Durable materials that age well, like real wood and leather, are essential if you’re planning on treasuring a piece of furniture for years to come, says Deana McDonagh, empathic design research strategist and professor of industrial design at the University of Illinois Urbana-Champaign.
Assess its repairability
Repairability is an extremely important attribute of furniture, both in old and newly manufactured pieces, says Hobdy. If a piece of furniture is easy to repair, that means you won’t have to throw the entire thing away even if something breaks.
“The greatest opportunity to reduce waste in the furniture industry lies in creating more circular products and life cycles to help keep whole pieces out of landfills,” says Hobdy. “The more accessible a piece is to repair, the more likely that repair will happen, and the less likely an item is to become waste.”
To assess if a piece of furniture is repairable, check its material, finishing, fabrics, and components. The tools, labor, and specialty materials needed to repair furniture are often overlooked, says Hobdy. Solid wood and real leather are usually repairable.
On the other hand, faux leather isn’t very repairable, and fixes to improve peeling and cracking don’t usually last. Broken strands of rattan can be fixed, but it might take some work or a specialist’s expertise. Knobs and handles from old dressers may be tricky to repair or replace, so check them well and see if matching a handle with existing screw holes will be relatively easy.
Have a clear vision
Aside from checking the quality of materials and manufacture of the secondhand furniture, you should also think about how it will fit into your existing home environment, says McDonagh.
If a piece of furniture catches your eye but you’re not certain how it will fit in your current space or whether it will serve any real purpose, it might be best to hold off from buying. Be intentional with your purchase to ensure that the secondhand furniture—or an existing piece in your home—will not be thrown away needlessly.
McDonagh says you must also consider foreseeable events, like if you’re planning to adopt a pet, have a baby on the way, or are about to move soon. These factors would help you decide if a piece of furniture is a good fit for your lifestyle. If it is, then it would likely be in use for a long time.

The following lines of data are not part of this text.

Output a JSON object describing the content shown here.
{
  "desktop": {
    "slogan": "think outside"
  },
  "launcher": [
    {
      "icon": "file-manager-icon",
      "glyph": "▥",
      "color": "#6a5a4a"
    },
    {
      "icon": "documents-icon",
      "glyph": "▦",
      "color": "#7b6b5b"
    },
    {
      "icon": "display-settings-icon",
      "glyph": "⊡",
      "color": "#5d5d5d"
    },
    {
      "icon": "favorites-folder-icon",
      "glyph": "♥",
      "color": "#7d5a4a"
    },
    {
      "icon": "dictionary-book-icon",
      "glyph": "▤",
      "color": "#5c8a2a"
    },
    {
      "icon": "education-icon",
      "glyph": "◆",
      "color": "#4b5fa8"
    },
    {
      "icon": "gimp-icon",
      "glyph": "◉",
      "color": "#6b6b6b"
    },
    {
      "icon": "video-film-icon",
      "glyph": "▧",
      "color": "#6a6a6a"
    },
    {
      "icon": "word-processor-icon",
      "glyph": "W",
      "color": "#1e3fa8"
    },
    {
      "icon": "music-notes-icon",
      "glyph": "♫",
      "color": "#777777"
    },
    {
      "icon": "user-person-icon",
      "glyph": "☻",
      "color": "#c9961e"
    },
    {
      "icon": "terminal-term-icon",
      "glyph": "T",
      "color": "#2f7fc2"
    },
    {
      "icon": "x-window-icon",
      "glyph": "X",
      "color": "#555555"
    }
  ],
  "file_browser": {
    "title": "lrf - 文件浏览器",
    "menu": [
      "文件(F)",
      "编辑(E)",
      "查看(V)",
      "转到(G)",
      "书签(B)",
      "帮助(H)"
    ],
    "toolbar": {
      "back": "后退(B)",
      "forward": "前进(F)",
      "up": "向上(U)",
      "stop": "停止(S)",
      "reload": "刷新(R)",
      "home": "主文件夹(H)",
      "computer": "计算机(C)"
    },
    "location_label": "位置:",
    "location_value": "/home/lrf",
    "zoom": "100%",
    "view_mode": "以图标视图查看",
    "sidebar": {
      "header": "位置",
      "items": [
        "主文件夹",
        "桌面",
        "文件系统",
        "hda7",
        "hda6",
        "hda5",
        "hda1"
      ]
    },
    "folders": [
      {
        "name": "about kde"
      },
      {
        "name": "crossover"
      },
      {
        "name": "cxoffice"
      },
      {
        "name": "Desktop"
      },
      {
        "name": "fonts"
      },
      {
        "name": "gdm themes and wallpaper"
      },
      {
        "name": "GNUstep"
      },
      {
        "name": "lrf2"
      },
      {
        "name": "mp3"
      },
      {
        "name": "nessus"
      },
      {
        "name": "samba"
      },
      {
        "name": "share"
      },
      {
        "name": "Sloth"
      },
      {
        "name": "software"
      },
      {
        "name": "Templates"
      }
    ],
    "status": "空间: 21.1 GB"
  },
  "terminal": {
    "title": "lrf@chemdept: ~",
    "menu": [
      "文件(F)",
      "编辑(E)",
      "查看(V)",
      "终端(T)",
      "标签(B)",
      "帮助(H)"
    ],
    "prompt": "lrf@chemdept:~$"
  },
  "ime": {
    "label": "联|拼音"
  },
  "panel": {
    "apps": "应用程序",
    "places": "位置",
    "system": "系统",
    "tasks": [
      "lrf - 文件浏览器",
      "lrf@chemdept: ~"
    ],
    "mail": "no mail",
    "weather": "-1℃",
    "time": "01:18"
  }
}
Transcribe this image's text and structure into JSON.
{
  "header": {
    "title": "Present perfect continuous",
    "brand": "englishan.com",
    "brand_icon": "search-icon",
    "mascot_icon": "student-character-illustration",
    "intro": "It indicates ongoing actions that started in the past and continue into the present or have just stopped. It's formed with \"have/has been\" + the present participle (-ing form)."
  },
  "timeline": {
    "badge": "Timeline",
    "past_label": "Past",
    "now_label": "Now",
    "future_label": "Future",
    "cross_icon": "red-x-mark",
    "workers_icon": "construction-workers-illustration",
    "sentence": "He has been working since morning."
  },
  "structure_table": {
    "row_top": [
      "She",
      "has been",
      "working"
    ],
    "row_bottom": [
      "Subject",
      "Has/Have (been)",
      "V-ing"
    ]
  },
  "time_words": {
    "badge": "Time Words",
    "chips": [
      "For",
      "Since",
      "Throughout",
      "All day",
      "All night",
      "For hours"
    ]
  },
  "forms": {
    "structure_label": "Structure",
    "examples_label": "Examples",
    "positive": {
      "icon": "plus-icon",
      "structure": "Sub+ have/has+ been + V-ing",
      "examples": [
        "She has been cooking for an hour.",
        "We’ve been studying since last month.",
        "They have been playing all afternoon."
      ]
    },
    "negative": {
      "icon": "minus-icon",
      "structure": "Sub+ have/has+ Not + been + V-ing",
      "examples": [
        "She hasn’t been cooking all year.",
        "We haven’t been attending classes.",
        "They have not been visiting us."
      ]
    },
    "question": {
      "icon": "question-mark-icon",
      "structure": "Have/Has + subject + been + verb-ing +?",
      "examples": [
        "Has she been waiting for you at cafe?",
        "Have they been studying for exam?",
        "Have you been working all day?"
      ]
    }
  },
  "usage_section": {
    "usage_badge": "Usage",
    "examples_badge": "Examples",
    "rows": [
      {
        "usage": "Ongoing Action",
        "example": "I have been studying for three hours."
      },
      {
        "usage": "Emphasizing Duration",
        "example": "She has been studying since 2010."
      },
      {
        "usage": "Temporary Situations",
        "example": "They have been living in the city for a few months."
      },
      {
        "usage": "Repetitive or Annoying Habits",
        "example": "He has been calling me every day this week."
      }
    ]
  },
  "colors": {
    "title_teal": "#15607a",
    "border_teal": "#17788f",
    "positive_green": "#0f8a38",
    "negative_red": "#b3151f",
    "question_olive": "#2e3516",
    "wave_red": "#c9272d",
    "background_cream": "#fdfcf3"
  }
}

“If you look after your furniture, your furniture will look after you,” says McDonagh. “Always treat your furniture as a part of your family. After all, it is looking after you 24 hours a day.”